Dataset rows describing interfaces:

===

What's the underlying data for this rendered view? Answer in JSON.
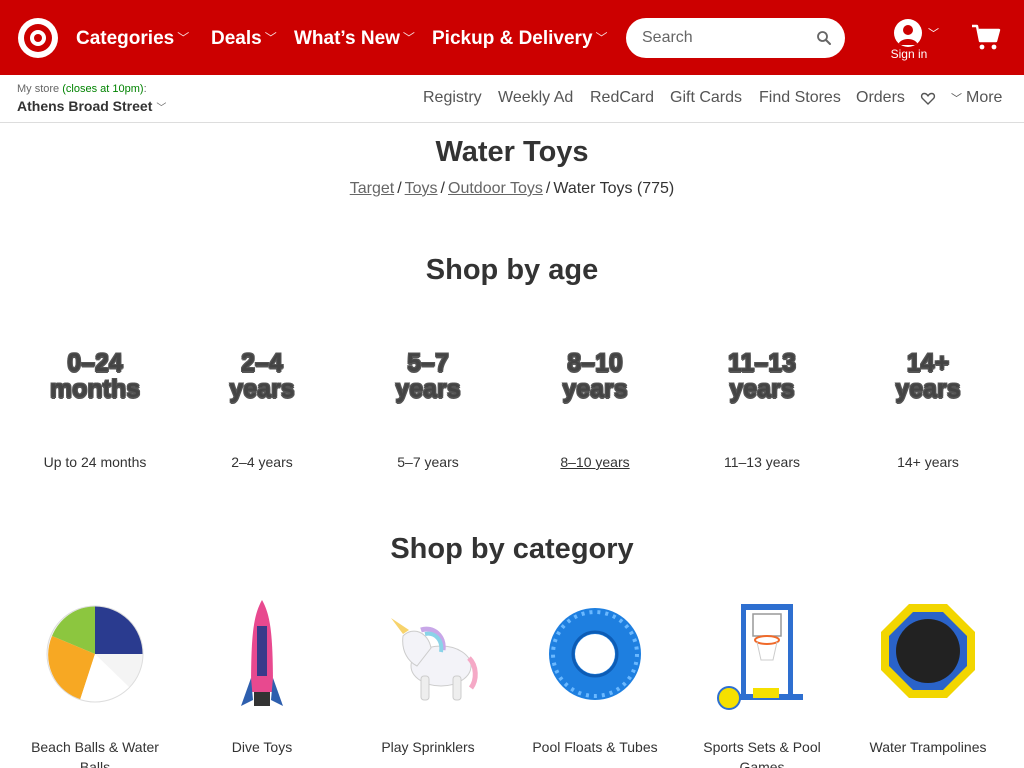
{
  "header": {
    "nav": [
      {
        "label": "Categories"
      },
      {
        "label": "Deals"
      },
      {
        "label": "What’s New"
      },
      {
        "label": "Pickup & Delivery"
      }
    ],
    "search_placeholder": "Search",
    "signin_label": "Sign in",
    "brand_color": "#cc0000"
  },
  "store": {
    "prefix": "My store",
    "status": "(closes at 10pm)",
    "suffix": ":",
    "name": "Athens Broad Street"
  },
  "utility_nav": [
    "Registry",
    "Weekly Ad",
    "RedCard",
    "Gift Cards",
    "Find Stores",
    "Orders"
  ],
  "more_label": "More",
  "page": {
    "title": "Water Toys",
    "breadcrumbs": [
      "Target",
      "Toys",
      "Outdoor Toys"
    ],
    "current": "Water Toys (775)"
  },
  "age_section": {
    "title": "Shop by age",
    "tiles": [
      {
        "line1": "0–24",
        "line2": "months",
        "label": "Up to 24 months"
      },
      {
        "line1": "2–4",
        "line2": "years",
        "label": "2–4 years"
      },
      {
        "line1": "5–7",
        "line2": "years",
        "label": "5–7 years"
      },
      {
        "line1": "8–10",
        "line2": "years",
        "label": "8–10 years"
      },
      {
        "line1": "11–13",
        "line2": "years",
        "label": "11–13 years"
      },
      {
        "line1": "14+",
        "line2": "years",
        "label": "14+ years"
      }
    ]
  },
  "category_section": {
    "title": "Shop by category",
    "tiles": [
      {
        "label": "Beach Balls & Water Balls",
        "icon": "beach-ball-image"
      },
      {
        "label": "Dive Toys",
        "icon": "dive-rocket-image"
      },
      {
        "label": "Play Sprinklers",
        "icon": "unicorn-sprinkler-image"
      },
      {
        "label": "Pool Floats & Tubes",
        "icon": "pool-tube-image"
      },
      {
        "label": "Sports Sets & Pool Games",
        "icon": "basketball-set-image"
      },
      {
        "label": "Water Trampolines",
        "icon": "water-trampoline-image"
      }
    ]
  }
}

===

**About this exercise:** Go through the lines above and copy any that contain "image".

**Result:**
        "icon": "beach-ball-image"
        "icon": "dive-rocket-image"
        "icon": "unicorn-sprinkler-image"
        "icon": "pool-tube-image"
        "icon": "basketball-set-image"
        "icon": "water-trampoline-image"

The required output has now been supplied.